Monday, May 2, 2011

Firmware print quality: Part 2

This is a follow up to part 1's look at accuracy.  To expand on this I will be showing both accuracy of the steps take and how they match to the input gcode.

The test systems were Arduino Mega and a PC running EMC2.  All firmwares were configured with 100.0 steps/mm on X, Y, and Z; and 10.0 steps/mm on E/A.  E/A was also configured with as near to infinite speed and acceleration so its timing wouldn't dominate X and Y.  This results in each step being a nice round 0.001mm and all gcode moves are exactly divisible info steps.

Step pulses were captured using a Saleae logic analyzer at 4 Mhz rate.  For a step to increment in both X and Y in a diagonal the timing needed to be faster than the capture frequency.  Almost all firmwares set step bits for each axis sequentially and would not show any diagonal steps, Grbl and EMC2 being exceptions to this.

Each output image is an extreme zoom into the bottom center hole of a Mendel frame vertex.  The green segments represent the input gcode and are 0.01mm wide.  The alternating blue/red lines are the actual step path, each step is 0.001m and the step line itself is 0.0005mm wide.  The blue/red alternation shows where the firmware stops and starts the next G1 move.

FiveD official firmware




EMC2 G61 (no path optimization)

EMC2 G64 P0.05 (0.05mm max optimization)

EMC2 (default path optimization)

FiveD official firmware and EMC2 (G61) are pretty much prefect.  Even steps following the gcode lines and G1 moves align to the steps.

Teacup and Tonokip show less than optimal step patterns, but the start and end of the G1 moves do align.

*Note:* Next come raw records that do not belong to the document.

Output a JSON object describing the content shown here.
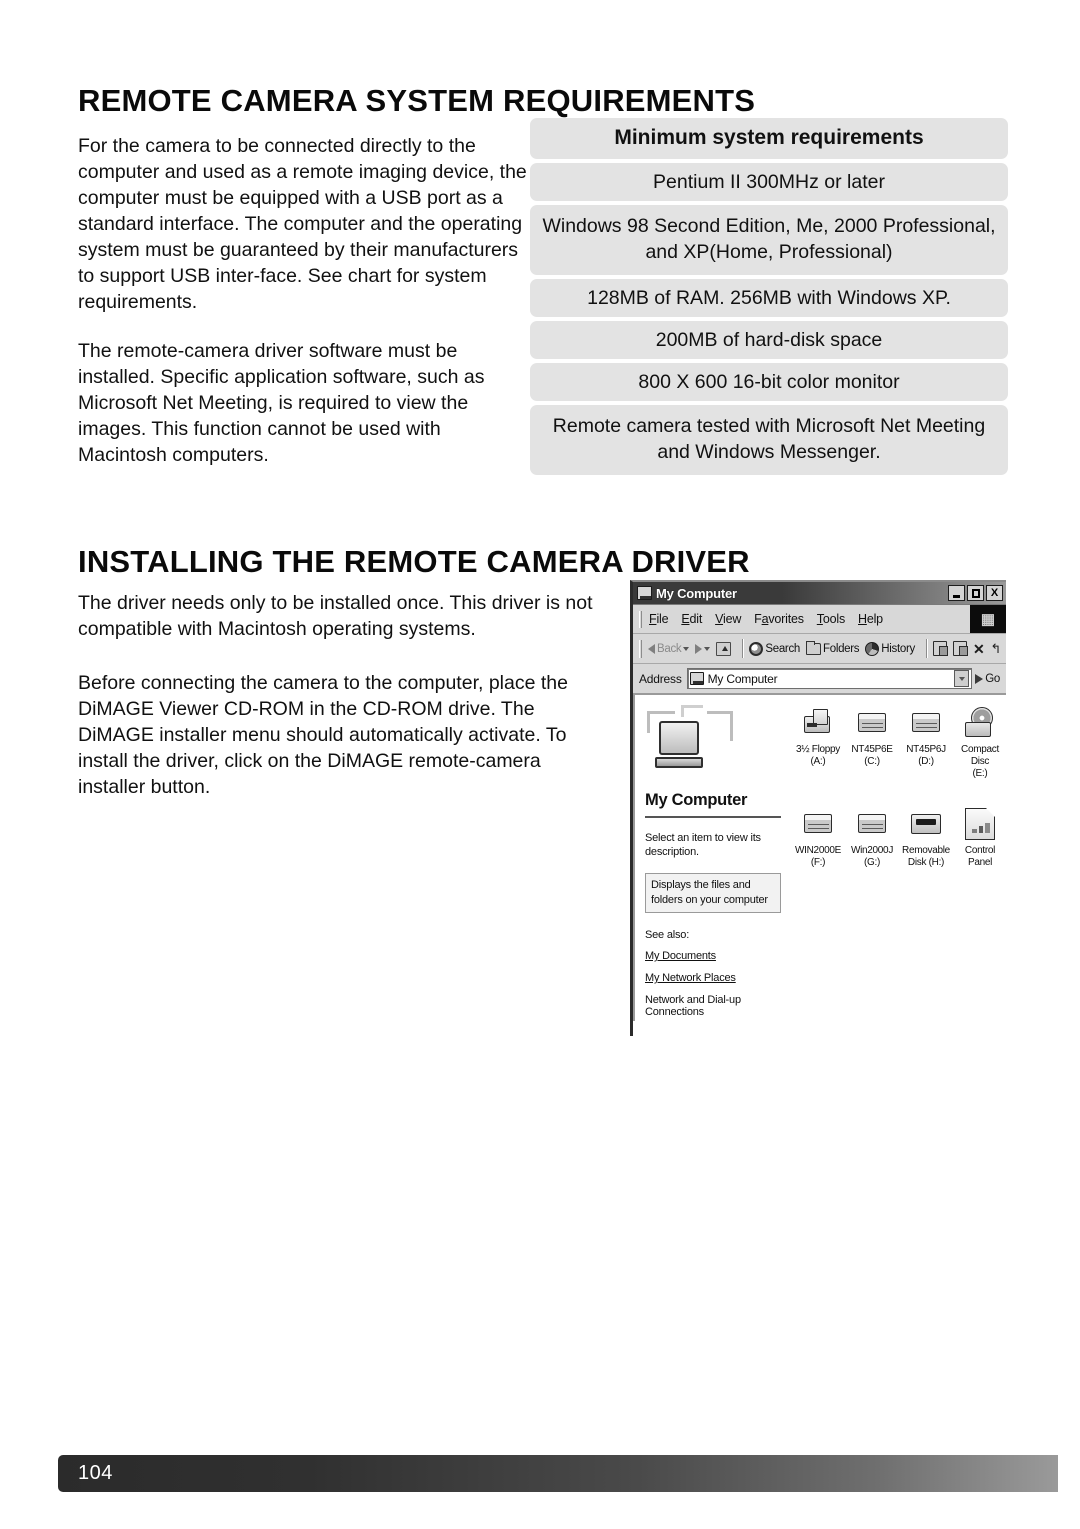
{
  "page": {
    "number": "104"
  },
  "sections": [
    {
      "heading": "REMOTE CAMERA SYSTEM REQUIREMENTS",
      "paragraphs": [
        "For the camera to be connected directly to the computer and used as a remote imaging device, the computer must be equipped with a USB port as a standard interface. The computer and the operating system must be guaranteed by their manufacturers to support USB inter-face. See chart for system requirements.",
        "The remote-camera driver software must be installed. Specific application software, such as Microsoft Net Meeting, is required to view the images. This function cannot be used with Macintosh computers."
      ]
    },
    {
      "heading": "INSTALLING THE REMOTE CAMERA DRIVER",
      "paragraphs": [
        "The driver needs only to be installed once. This driver is not compatible with Macintosh operating systems.",
        "Before connecting the camera to the computer, place the DiMAGE Viewer CD-ROM in the CD-ROM drive. The DiMAGE installer menu should automatically activate. To install the driver, click on the DiMAGE remote-camera installer button."
      ]
    }
  ],
  "requirements_table": {
    "header": "Minimum system requirements",
    "rows": [
      "Pentium II 300MHz or later",
      "Windows 98 Second Edition, Me, 2000 Professional, and XP(Home, Professional)",
      "128MB of RAM. 256MB with Windows XP.",
      "200MB of hard-disk space",
      "800 X 600 16-bit color monitor",
      "Remote camera tested with Microsoft Net Meeting and Windows Messenger."
    ]
  },
  "windows_screenshot": {
    "titlebar": {
      "title": "My Computer",
      "minimize_label": "_",
      "maximize_label": "□",
      "close_label": "X"
    },
    "menubar": [
      {
        "label": "File",
        "accel": "F"
      },
      {
        "label": "Edit",
        "accel": "E"
      },
      {
        "label": "View",
        "accel": "V"
      },
      {
        "label": "Favorites",
        "accel": "a"
      },
      {
        "label": "Tools",
        "accel": "T"
      },
      {
        "label": "Help",
        "accel": "H"
      }
    ],
    "toolbar": [
      {
        "label": "Back",
        "icon": "arrow-left-icon"
      },
      {
        "label": "",
        "icon": "arrow-right-icon"
      },
      {
        "label": "",
        "icon": "up-folder-icon"
      },
      {
        "label": "Search",
        "icon": "search-icon"
      },
      {
        "label": "Folders",
        "icon": "folders-icon"
      },
      {
        "label": "History",
        "icon": "history-icon"
      },
      {
        "label": "",
        "icon": "move-to-icon"
      },
      {
        "label": "",
        "icon": "copy-to-icon"
      },
      {
        "label": "",
        "icon": "delete-icon"
      },
      {
        "label": "",
        "icon": "undo-icon"
      },
      {
        "label": "",
        "icon": "views-icon"
      }
    ],
    "addressbar": {
      "label": "Address",
      "value": "My Computer",
      "go_label": "Go"
    },
    "left_panel": {
      "title": "My Computer",
      "description": "Select an item to view its description.",
      "tooltip": "Displays the files and folders on your computer",
      "see_also_label": "See also:",
      "links": [
        "My Documents",
        "My Network Places",
        "Network and Dial-up Connections"
      ]
    },
    "drives": [
      [
        {
          "name": "3½ Floppy",
          "letter": "(A:)",
          "icon": "floppy-drive-icon"
        },
        {
          "name": "NT45P6E",
          "letter": "(C:)",
          "icon": "hard-disk-icon"
        },
        {
          "name": "NT45P6J",
          "letter": "(D:)",
          "icon": "hard-disk-icon"
        },
        {
          "name": "Compact Disc",
          "letter": "(E:)",
          "icon": "cd-drive-icon"
        }
      ],
      [
        {
          "name": "WIN2000E",
          "letter": "(F:)",
          "icon": "hard-disk-icon"
        },
        {
          "name": "Win2000J",
          "letter": "(G:)",
          "icon": "hard-disk-icon"
        },
        {
          "name": "Removable",
          "letter": "Disk (H:)",
          "icon": "removable-disk-icon"
        },
        {
          "name": "Control Panel",
          "letter": "",
          "icon": "control-panel-icon"
        }
      ]
    ]
  },
  "colors": {
    "table_row_bg": "#e3e3e3",
    "footer_dark": "#2b2b2b",
    "text": "#111111",
    "window_chrome": "#d8d8d8"
  }
}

Sprinter shows an off by one rounding error on its move start and endpoints.  This is a non-cumulative error and doesn't get worse as the print goes on.  This is not a defect in the graphing or step pulse capture.  Over the entire print each transition is randomly are off by one on the plus side of X and Y.  Could be off by plus one on X or Y or both or none.

Overall all the firmwares were very accurate.  The errors seen were in the range of less than 0.01mm and is unlikely to cause any problems in a print.  Using EMC2 on its default path optimization probably would show defects in a well dialed in skeinforge profile.

Friday, April 29, 2011

Firmware print quality: Part 1

I have been working on a method of measuring the quality of the different Reprap firmwares.  Most of the firmware projects start out with the goal of being better than X, but there must be a way to determine if that goal was meet.

Step one was to find a way to get the output of the firmware. Using my newly acquired logic analyzer it was straight forward to hook up the leads, send the gcode, and convert the captured data to a SVG of the resulting idealized path.

Here is a zoomed in section of a Sells Mendel frame vertex processed on these firmwares.





EMC2 default planner tolerance

EMC2 0.05mm planner tolerance

Teacup suffers from some small geometric distortion on the ends of a move, while Tonokip has the most issues.  Klimentkip looks very good.  Grbl is shown as a reference of the best looking movements.

The biggest surprise was EMC2 in its default configuration.  I knew that it took some liberties with the path to allow for higher cornering speed, but this was unexpected.  It has the byproduct of making the segmented circles round again.  The planner tolerance can be adjusted by doing "G64 PX" where X is the max distance the planner can deviate.